Expected Impact of Global Warming on Middle Latitude Circulation
Meteorologists and climate scientists studying the impact of global warming predict that most of the warming will take place at higher latitudes while the temperatures in the equatorial regions would change the least. This will result in a weaker equator-to-pole temperature gradient than exists today.
The strength of the polar jet stream is related to the height gradient found in middle latitudes, with higher 500 mb heights to the south and lower middle latitude heights to the north, and the slope of the isobaric surfaces in the middle latitudes. If the temperatures in the equatorial regions stay the same, while temperatures in the higher latitudes increase, this height gradient and isobaric slopes will get weaker, and so will the average strength of the polar jet stream.
Fig. 1: Schematic cross-section of the Troposphere at the time of the winter solstice in the Northern Hemisphere. This is taken from Lab 10.
A. Low Index Flow Types
There is an interesting twist, pun intended, to all of this. In a pattern of lower zonal wind speeds, the meridionality (the tendency for larger wavelength, larger amplitude disturbances in the middle and upper troposphere) is expected to increase. Such waves are slower moving, but such waves also have an interesting pattern in the height contour field.
Fig. 2: A typical 500 mb map during a so-called "Low Index" (low zonal index).
Fig. 2 shows a forecast 500 mb height pattern typical of a highly meridional flow. Such patterns can occur during the core of the winter due to the evolution of temperature advection patterns, and are termed "Low Zonal Index" patterns. But they become more typical during times of relaxed pole-equator temperature differences. This type of pattern is thus expected to become more frequent during the 21st century.
These longer wave troughs and ridges are very slow moving and can become stationary. When their positions and patterns are averaged out, they are really symptomatic of the Rossby (Long) Wave pattern. When ridges become stationary in certain ranges of longitudes long term droughts will occur and vice versa. This is consistent with the foreshadowings of higher variability of rainfall (a greater occurrence of high and low extremes) in the middle latitudes.

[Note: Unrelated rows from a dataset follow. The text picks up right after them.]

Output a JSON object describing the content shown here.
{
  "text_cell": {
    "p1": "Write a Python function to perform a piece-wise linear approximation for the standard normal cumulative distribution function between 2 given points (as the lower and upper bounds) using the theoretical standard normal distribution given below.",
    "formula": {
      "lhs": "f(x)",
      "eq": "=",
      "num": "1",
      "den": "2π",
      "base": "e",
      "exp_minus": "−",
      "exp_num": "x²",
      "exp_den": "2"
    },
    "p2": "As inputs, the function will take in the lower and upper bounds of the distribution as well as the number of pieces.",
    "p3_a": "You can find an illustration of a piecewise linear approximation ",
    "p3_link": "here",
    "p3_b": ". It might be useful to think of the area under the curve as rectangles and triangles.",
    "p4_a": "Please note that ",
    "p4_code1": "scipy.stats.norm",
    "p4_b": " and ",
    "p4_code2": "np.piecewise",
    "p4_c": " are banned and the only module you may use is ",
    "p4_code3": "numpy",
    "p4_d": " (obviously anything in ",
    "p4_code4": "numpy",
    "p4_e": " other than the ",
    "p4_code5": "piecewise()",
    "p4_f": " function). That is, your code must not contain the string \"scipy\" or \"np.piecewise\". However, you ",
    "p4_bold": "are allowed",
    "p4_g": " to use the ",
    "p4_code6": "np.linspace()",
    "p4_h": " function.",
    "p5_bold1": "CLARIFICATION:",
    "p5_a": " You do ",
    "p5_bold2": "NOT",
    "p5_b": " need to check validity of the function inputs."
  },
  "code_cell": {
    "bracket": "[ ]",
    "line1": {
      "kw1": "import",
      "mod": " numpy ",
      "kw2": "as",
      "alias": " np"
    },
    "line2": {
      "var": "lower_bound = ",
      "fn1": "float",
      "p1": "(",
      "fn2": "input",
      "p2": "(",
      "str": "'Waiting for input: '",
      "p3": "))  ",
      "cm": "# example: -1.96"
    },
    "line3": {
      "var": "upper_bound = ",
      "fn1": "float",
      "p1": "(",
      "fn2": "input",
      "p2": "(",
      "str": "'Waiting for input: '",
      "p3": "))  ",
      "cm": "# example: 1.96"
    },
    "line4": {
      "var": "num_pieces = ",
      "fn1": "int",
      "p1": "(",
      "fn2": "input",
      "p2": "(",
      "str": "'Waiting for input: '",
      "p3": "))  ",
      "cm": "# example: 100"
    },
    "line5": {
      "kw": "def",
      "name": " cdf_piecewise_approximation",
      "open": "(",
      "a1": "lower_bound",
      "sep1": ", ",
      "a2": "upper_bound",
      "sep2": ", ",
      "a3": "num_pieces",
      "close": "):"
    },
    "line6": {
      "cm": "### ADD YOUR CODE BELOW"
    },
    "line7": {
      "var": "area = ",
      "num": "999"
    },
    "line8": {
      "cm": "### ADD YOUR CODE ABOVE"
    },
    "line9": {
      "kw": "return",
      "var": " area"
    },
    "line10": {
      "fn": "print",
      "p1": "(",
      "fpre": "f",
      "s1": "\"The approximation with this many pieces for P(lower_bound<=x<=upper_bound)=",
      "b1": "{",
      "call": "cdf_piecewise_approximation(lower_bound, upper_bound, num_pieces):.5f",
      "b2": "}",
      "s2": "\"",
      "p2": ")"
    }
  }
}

B. Short Waves Impossible to Anticipate
Even though the background jet stream flow is projected to have longer waves in quasi-anchored positions, this does not mean that shorter wavelength disturbances will not move through them. There will still be temperature gradients and temperature advection associated with wave cyclones. However, these short wave disturbances are impossible predict with the larger scale linked atmosphere-ocean models. Even in today's climate, such waves react to local temperature gradients (such as occluded lows approaching the West Coast during the winter) that in themselves are ephemeral producing a non-linear system (meaning, the same disturbance approaching a different temperature gradient will interact with that gradient and have a different ulitmate development).
All one can say is that in low index circulation types, the fixed position of the jet stream will allow certain longitudes to have more frequent precipitation associated with whatever short wave disturbances exist in the flow. And less frequent precipitation in areas in which a ridge is at a fixed longitude. In the case of the former occuring along the West Coast, atmospheric rivers (AR) carrying higher water vapor (due to the increased sea-surface temperature) would contribute to much higher AR-related rainfall.